**Exercise brief:**
Every line below should be repeated exactly.

**Material provided:**
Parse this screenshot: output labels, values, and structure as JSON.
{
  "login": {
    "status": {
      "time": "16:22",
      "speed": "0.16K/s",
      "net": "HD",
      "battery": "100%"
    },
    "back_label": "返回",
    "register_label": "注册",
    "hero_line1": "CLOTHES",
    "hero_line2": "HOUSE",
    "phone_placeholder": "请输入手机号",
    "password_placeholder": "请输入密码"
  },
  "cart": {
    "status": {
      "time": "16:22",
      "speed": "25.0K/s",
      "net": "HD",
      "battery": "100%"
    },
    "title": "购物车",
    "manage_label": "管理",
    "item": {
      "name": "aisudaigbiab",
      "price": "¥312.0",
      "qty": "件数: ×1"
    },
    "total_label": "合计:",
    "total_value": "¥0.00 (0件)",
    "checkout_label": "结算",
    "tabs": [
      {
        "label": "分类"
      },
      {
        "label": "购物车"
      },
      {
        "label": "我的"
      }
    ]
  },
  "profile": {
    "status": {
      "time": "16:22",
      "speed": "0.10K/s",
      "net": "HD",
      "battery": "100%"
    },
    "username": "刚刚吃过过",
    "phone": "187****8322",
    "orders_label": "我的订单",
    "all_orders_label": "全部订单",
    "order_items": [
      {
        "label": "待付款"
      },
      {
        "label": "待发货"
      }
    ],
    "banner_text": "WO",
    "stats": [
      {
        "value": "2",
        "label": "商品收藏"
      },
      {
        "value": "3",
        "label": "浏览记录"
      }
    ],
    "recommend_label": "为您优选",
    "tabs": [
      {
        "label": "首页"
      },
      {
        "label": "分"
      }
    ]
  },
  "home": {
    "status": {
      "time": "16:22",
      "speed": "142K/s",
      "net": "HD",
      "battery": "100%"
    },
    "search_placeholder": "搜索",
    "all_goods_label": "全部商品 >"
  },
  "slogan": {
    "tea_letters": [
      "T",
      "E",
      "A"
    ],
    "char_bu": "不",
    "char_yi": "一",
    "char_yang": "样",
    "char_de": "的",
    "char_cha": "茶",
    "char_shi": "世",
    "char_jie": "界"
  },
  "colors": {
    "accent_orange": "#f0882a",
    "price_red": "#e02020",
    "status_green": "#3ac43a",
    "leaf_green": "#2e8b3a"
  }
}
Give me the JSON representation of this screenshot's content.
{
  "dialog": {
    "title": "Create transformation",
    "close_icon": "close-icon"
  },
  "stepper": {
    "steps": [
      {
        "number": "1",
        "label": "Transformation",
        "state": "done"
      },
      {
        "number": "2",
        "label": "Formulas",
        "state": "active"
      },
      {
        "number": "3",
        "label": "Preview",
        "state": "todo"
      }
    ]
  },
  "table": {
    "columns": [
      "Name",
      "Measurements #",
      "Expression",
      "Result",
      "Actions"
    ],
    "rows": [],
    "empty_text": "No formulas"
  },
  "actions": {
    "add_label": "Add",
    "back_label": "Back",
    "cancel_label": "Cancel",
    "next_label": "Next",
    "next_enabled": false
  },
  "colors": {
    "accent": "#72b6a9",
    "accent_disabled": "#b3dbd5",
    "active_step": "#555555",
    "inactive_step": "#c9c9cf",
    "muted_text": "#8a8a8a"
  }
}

**Reply to the exercise:**
Parse this screenshot: output labels, values, and structure as JSON.
{
  "login": {
    "status": {
      "time": "16:22",
      "speed": "0.16K/s",
      "net": "HD",
      "battery": "100%"
    },
    "back_label": "返回",
    "register_label": "注册",
    "hero_line1": "CLOTHES",
    "hero_line2": "HOUSE",
    "phone_placeholder": "请输入手机号",
    "password_placeholder": "请输入密码"
  },
  "cart": {
    "status": {
      "time": "16:22",
      "speed": "25.0K/s",
      "net": "HD",
      "battery": "100%"
    },
    "title": "购物车",
    "manage_label": "管理",
    "item": {
      "name": "aisudaigbiab",
      "price": "¥312.0",
      "qty": "件数: ×1"
    },
    "total_label": "合计:",
    "total_value": "¥0.00 (0件)",
    "checkout_label": "结算",
    "tabs": [
      {
        "label": "分类"
      },
      {
        "label": "购物车"
      },
      {
        "label": "我的"
      }
    ]
  },
  "profile": {
    "status": {
      "time": "16:22",
      "speed": "0.10K/s",
      "net": "HD",
      "battery": "100%"
    },
    "username": "刚刚吃过过",
    "phone": "187****8322",
    "orders_label": "我的订单",
    "all_orders_label": "全部订单",
    "order_items": [
      {
        "label": "待付款"
      },
      {
        "label": "待发货"
      }
    ],
    "banner_text": "WO",
    "stats": [
      {
        "value": "2",
        "label": "商品收藏"
      },
      {
        "value": "3",
        "label": "浏览记录"
      }
    ],
    "recommend_label": "为您优选",
    "tabs": [
      {
        "label": "首页"
      },
      {
        "label": "分"
      }
    ]
  },
  "home": {
    "status": {
      "time": "16:22",
      "speed": "142K/s",
      "net": "HD",
      "battery": "100%"
    },
    "search_placeholder": "搜索",
    "all_goods_label": "全部商品 >"
  },
  "slogan": {
    "tea_letters": [
      "T",
      "E",
      "A"
    ],
    "char_bu": "不",
    "char_yi": "一",
    "char_yang": "样",
    "char_de": "的",
    "char_cha": "茶",
    "char_shi": "世",
    "char_jie": "界"
  },
  "colors": {
    "accent_orange": "#f0882a",
    "price_red": "#e02020",
    "status_green": "#3ac43a",
    "leaf_green": "#2e8b3a"
  }
}
Give me the JSON representation of this screenshot's content.
{
  "dialog": {
    "title": "Create transformation",
    "close_icon": "close-icon"
  },
  "stepper": {
    "steps": [
      {
        "number": "1",
        "label": "Transformation",
        "state": "done"
      },
      {
        "number": "2",
        "label": "Formulas",
        "state": "active"
      },
      {
        "number": "3",
        "label": "Preview",
        "state": "todo"
      }
    ]
  },
  "table": {
    "columns": [
      "Name",
      "Measurements #",
      "Expression",
      "Result",
      "Actions"
    ],
    "rows": [],
    "empty_text": "No formulas"
  },
  "actions": {
    "add_label": "Add",
    "back_label": "Back",
    "cancel_label": "Cancel",
    "next_label": "Next",
    "next_enabled": false
  },
  "colors": {
    "accent": "#72b6a9",
    "accent_disabled": "#b3dbd5",
    "active_step": "#555555",
    "inactive_step": "#c9c9cf",
    "muted_text": "#8a8a8a"
  }
}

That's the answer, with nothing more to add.